ACTION ITEM —
Every record below is to be restated verbatim, though its images are not.

*** Opening of INFORMATION PROVIDED ***

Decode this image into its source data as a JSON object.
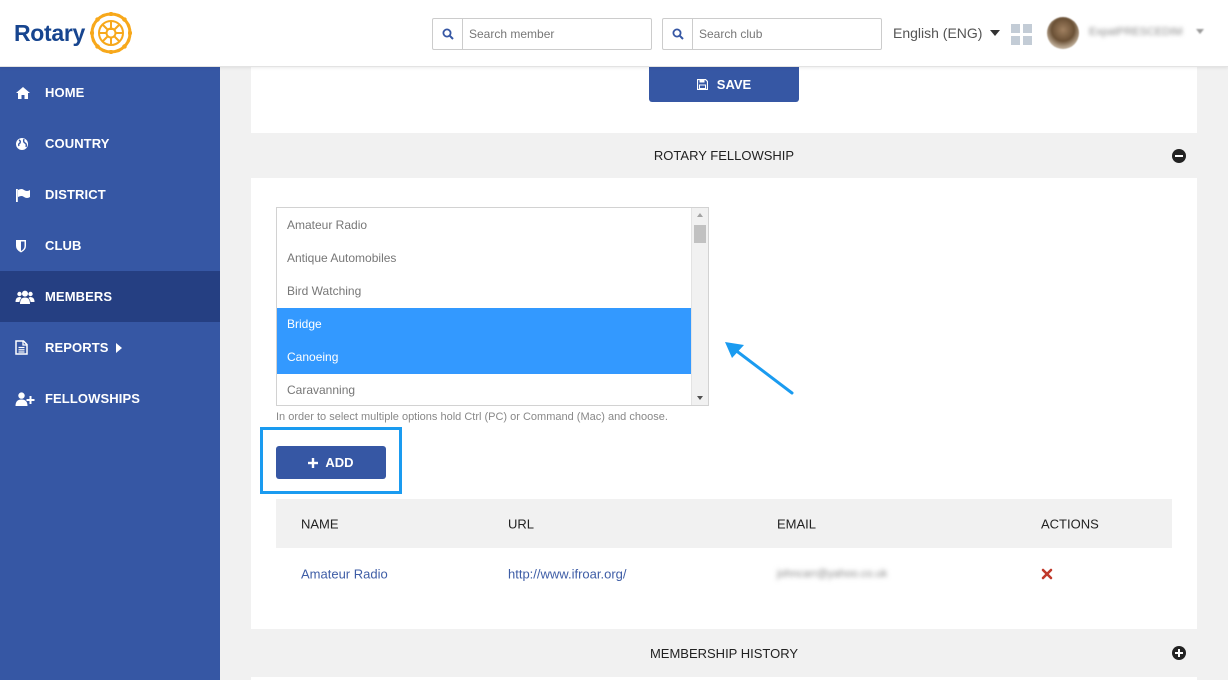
{
  "header": {
    "brand": "Rotary",
    "search_member_placeholder": "Search member",
    "search_club_placeholder": "Search club",
    "language": "English (ENG)",
    "user_name": "ExpatPRESCEDIM"
  },
  "sidebar": {
    "items": [
      {
        "label": "HOME",
        "icon": "home-icon"
      },
      {
        "label": "COUNTRY",
        "icon": "globe-icon"
      },
      {
        "label": "DISTRICT",
        "icon": "flag-icon"
      },
      {
        "label": "CLUB",
        "icon": "shield-icon"
      },
      {
        "label": "MEMBERS",
        "icon": "users-icon",
        "active": true
      },
      {
        "label": "REPORTS",
        "icon": "document-icon"
      },
      {
        "label": "FELLOWSHIPS",
        "icon": "user-plus-icon"
      }
    ]
  },
  "main": {
    "save_label": "SAVE",
    "fellowship_title": "ROTARY FELLOWSHIP",
    "fellowship_options": [
      {
        "label": "Amateur Radio",
        "selected": false
      },
      {
        "label": "Antique Automobiles",
        "selected": false
      },
      {
        "label": "Bird Watching",
        "selected": false
      },
      {
        "label": "Bridge",
        "selected": true
      },
      {
        "label": "Canoeing",
        "selected": true
      },
      {
        "label": "Caravanning",
        "selected": false
      }
    ],
    "hint": "In order to select multiple options hold Ctrl (PC) or Command (Mac) and choose.",
    "add_label": "ADD",
    "table": {
      "headers": [
        "NAME",
        "URL",
        "EMAIL",
        "ACTIONS"
      ],
      "rows": [
        {
          "name": "Amateur Radio",
          "url": "http://www.ifroar.org/",
          "email": "johncarr@yahoo.co.uk"
        }
      ]
    },
    "history_title": "MEMBERSHIP HISTORY"
  },
  "colors": {
    "sidebar": "#3657a4",
    "sidebar_active": "#253f82",
    "button": "#3657a4",
    "selected_option": "#3399ff",
    "annotation": "#1a9bf0",
    "delete": "#c0392b"
  }
}
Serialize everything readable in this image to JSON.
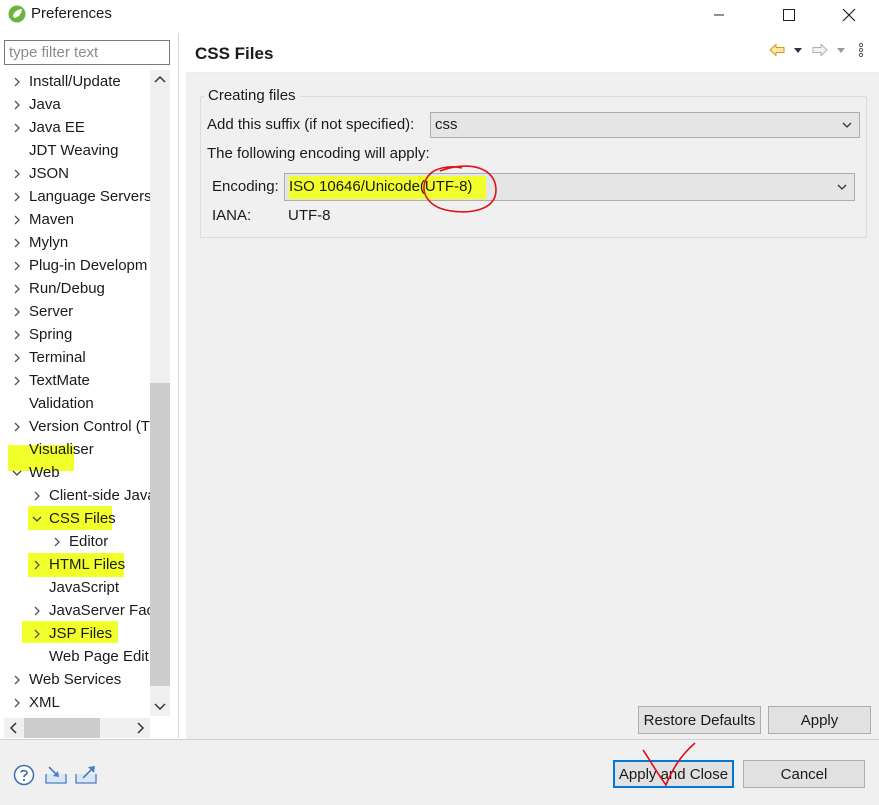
{
  "window": {
    "title": "Preferences"
  },
  "filter": {
    "placeholder": "type filter text",
    "value": ""
  },
  "tree": [
    {
      "label": "Install/Update",
      "expander": "collapsed",
      "depth": 0
    },
    {
      "label": "Java",
      "expander": "collapsed",
      "depth": 0
    },
    {
      "label": "Java EE",
      "expander": "collapsed",
      "depth": 0
    },
    {
      "label": "JDT Weaving",
      "expander": "none",
      "depth": 0
    },
    {
      "label": "JSON",
      "expander": "collapsed",
      "depth": 0
    },
    {
      "label": "Language Servers",
      "expander": "collapsed",
      "depth": 0
    },
    {
      "label": "Maven",
      "expander": "collapsed",
      "depth": 0
    },
    {
      "label": "Mylyn",
      "expander": "collapsed",
      "depth": 0
    },
    {
      "label": "Plug-in Developm",
      "expander": "collapsed",
      "depth": 0
    },
    {
      "label": "Run/Debug",
      "expander": "collapsed",
      "depth": 0
    },
    {
      "label": "Server",
      "expander": "collapsed",
      "depth": 0
    },
    {
      "label": "Spring",
      "expander": "collapsed",
      "depth": 0
    },
    {
      "label": "Terminal",
      "expander": "collapsed",
      "depth": 0
    },
    {
      "label": "TextMate",
      "expander": "collapsed",
      "depth": 0
    },
    {
      "label": "Validation",
      "expander": "none",
      "depth": 0
    },
    {
      "label": "Version Control (T",
      "expander": "collapsed",
      "depth": 0
    },
    {
      "label": "Visualiser",
      "expander": "none",
      "depth": 0
    },
    {
      "label": "Web",
      "expander": "expanded",
      "depth": 0
    },
    {
      "label": "Client-side Java",
      "expander": "collapsed",
      "depth": 1
    },
    {
      "label": "CSS Files",
      "expander": "expanded",
      "depth": 1
    },
    {
      "label": "Editor",
      "expander": "collapsed",
      "depth": 2
    },
    {
      "label": "HTML Files",
      "expander": "collapsed",
      "depth": 1
    },
    {
      "label": "JavaScript",
      "expander": "none",
      "depth": 1
    },
    {
      "label": "JavaServer Face",
      "expander": "collapsed",
      "depth": 1
    },
    {
      "label": "JSP Files",
      "expander": "collapsed",
      "depth": 1
    },
    {
      "label": "Web Page Edit",
      "expander": "none",
      "depth": 1
    },
    {
      "label": "Web Services",
      "expander": "collapsed",
      "depth": 0
    },
    {
      "label": "XML",
      "expander": "collapsed",
      "depth": 0
    }
  ],
  "page": {
    "title": "CSS Files",
    "group_title": "Creating files",
    "suffix_label": "Add this suffix (if not specified):",
    "suffix_value": "css",
    "encoding_note": "The following encoding will apply:",
    "encoding_label": "Encoding:",
    "encoding_value": "ISO 10646/Unicode(UTF-8)",
    "iana_label": "IANA:",
    "iana_value": "UTF-8"
  },
  "buttons": {
    "restore_defaults": "Restore Defaults",
    "apply": "Apply",
    "apply_and_close": "Apply and Close",
    "cancel": "Cancel"
  },
  "colors": {
    "highlight": "#f1ff2b",
    "annotation_red": "#e0101a",
    "default_button_border": "#0078d7"
  }
}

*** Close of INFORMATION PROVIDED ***

ANSWER BOX —
Decode this image into its source data as a JSON object.
{
  "header": {
    "brand": "Rotary",
    "search_member_placeholder": "Search member",
    "search_club_placeholder": "Search club",
    "language": "English (ENG)",
    "user_name": "ExpatPRESCEDIM"
  },
  "sidebar": {
    "items": [
      {
        "label": "HOME",
        "icon": "home-icon"
      },
      {
        "label": "COUNTRY",
        "icon": "globe-icon"
      },
      {
        "label": "DISTRICT",
        "icon": "flag-icon"
      },
      {
        "label": "CLUB",
        "icon": "shield-icon"
      },
      {
        "label": "MEMBERS",
        "icon": "users-icon",
        "active": true
      },
      {
        "label": "REPORTS",
        "icon": "document-icon"
      },
      {
        "label": "FELLOWSHIPS",
        "icon": "user-plus-icon"
      }
    ]
  },
  "main": {
    "save_label": "SAVE",
    "fellowship_title": "ROTARY FELLOWSHIP",
    "fellowship_options": [
      {
        "label": "Amateur Radio",
        "selected": false
      },
      {
        "label": "Antique Automobiles",
        "selected": false
      },
      {
        "label": "Bird Watching",
        "selected": false
      },
      {
        "label": "Bridge",
        "selected": true
      },
      {
        "label": "Canoeing",
        "selected": true
      },
      {
        "label": "Caravanning",
        "selected": false
      }
    ],
    "hint": "In order to select multiple options hold Ctrl (PC) or Command (Mac) and choose.",
    "add_label": "ADD",
    "table": {
      "headers": [
        "NAME",
        "URL",
        "EMAIL",
        "ACTIONS"
      ],
      "rows": [
        {
          "name": "Amateur Radio",
          "url": "http://www.ifroar.org/",
          "email": "johncarr@yahoo.co.uk"
        }
      ]
    },
    "history_title": "MEMBERSHIP HISTORY"
  },
  "colors": {
    "sidebar": "#3657a4",
    "sidebar_active": "#253f82",
    "button": "#3657a4",
    "selected_option": "#3399ff",
    "annotation": "#1a9bf0",
    "delete": "#c0392b"
  }
}
Serialize everything readable in this image to JSON.
{
  "window": {
    "title": "Preferences"
  },
  "filter": {
    "placeholder": "type filter text",
    "value": ""
  },
  "tree": [
    {
      "label": "Install/Update",
      "expander": "collapsed",
      "depth": 0
    },
    {
      "label": "Java",
      "expander": "collapsed",
      "depth": 0
    },
    {
      "label": "Java EE",
      "expander": "collapsed",
      "depth": 0
    },
    {
      "label": "JDT Weaving",
      "expander": "none",
      "depth": 0
    },
    {
      "label": "JSON",
      "expander": "collapsed",
      "depth": 0
    },
    {
      "label": "Language Servers",
      "expander": "collapsed",
      "depth": 0
    },
    {
      "label": "Maven",
      "expander": "collapsed",
      "depth": 0
    },
    {
      "label": "Mylyn",
      "expander": "collapsed",
      "depth": 0
    },
    {
      "label": "Plug-in Developm",
      "expander": "collapsed",
      "depth": 0
    },
    {
      "label": "Run/Debug",
      "expander": "collapsed",
      "depth": 0
    },
    {
      "label": "Server",
      "expander": "collapsed",
      "depth": 0
    },
    {
      "label": "Spring",
      "expander": "collapsed",
      "depth": 0
    },
    {
      "label": "Terminal",
      "expander": "collapsed",
      "depth": 0
    },
    {
      "label": "TextMate",
      "expander": "collapsed",
      "depth": 0
    },
    {
      "label": "Validation",
      "expander": "none",
      "depth": 0
    },
    {
      "label": "Version Control (T",
      "expander": "collapsed",
      "depth": 0
    },
    {
      "label": "Visualiser",
      "expander": "none",
      "depth": 0
    },
    {
      "label": "Web",
      "expander": "expanded",
      "depth": 0
    },
    {
      "label": "Client-side Java",
      "expander": "collapsed",
      "depth": 1
    },
    {
      "label": "CSS Files",
      "expander": "expanded",
      "depth": 1
    },
    {
      "label": "Editor",
      "expander": "collapsed",
      "depth": 2
    },
    {
      "label": "HTML Files",
      "expander": "collapsed",
      "depth": 1
    },
    {
      "label": "JavaScript",
      "expander": "none",
      "depth": 1
    },
    {
      "label": "JavaServer Face",
      "expander": "collapsed",
      "depth": 1
    },
    {
      "label": "JSP Files",
      "expander": "collapsed",
      "depth": 1
    },
    {
      "label": "Web Page Edit",
      "expander": "none",
      "depth": 1
    },
    {
      "label": "Web Services",
      "expander": "collapsed",
      "depth": 0
    },
    {
      "label": "XML",
      "expander": "collapsed",
      "depth": 0
    }
  ],
  "page": {
    "title": "CSS Files",
    "group_title": "Creating files",
    "suffix_label": "Add this suffix (if not specified):",
    "suffix_value": "css",
    "encoding_note": "The following encoding will apply:",
    "encoding_label": "Encoding:",
    "encoding_value": "ISO 10646/Unicode(UTF-8)",
    "iana_label": "IANA:",
    "iana_value": "UTF-8"
  },
  "buttons": {
    "restore_defaults": "Restore Defaults",
    "apply": "Apply",
    "apply_and_close": "Apply and Close",
    "cancel": "Cancel"
  },
  "colors": {
    "highlight": "#f1ff2b",
    "annotation_red": "#e0101a",
    "default_button_border": "#0078d7"
  }
}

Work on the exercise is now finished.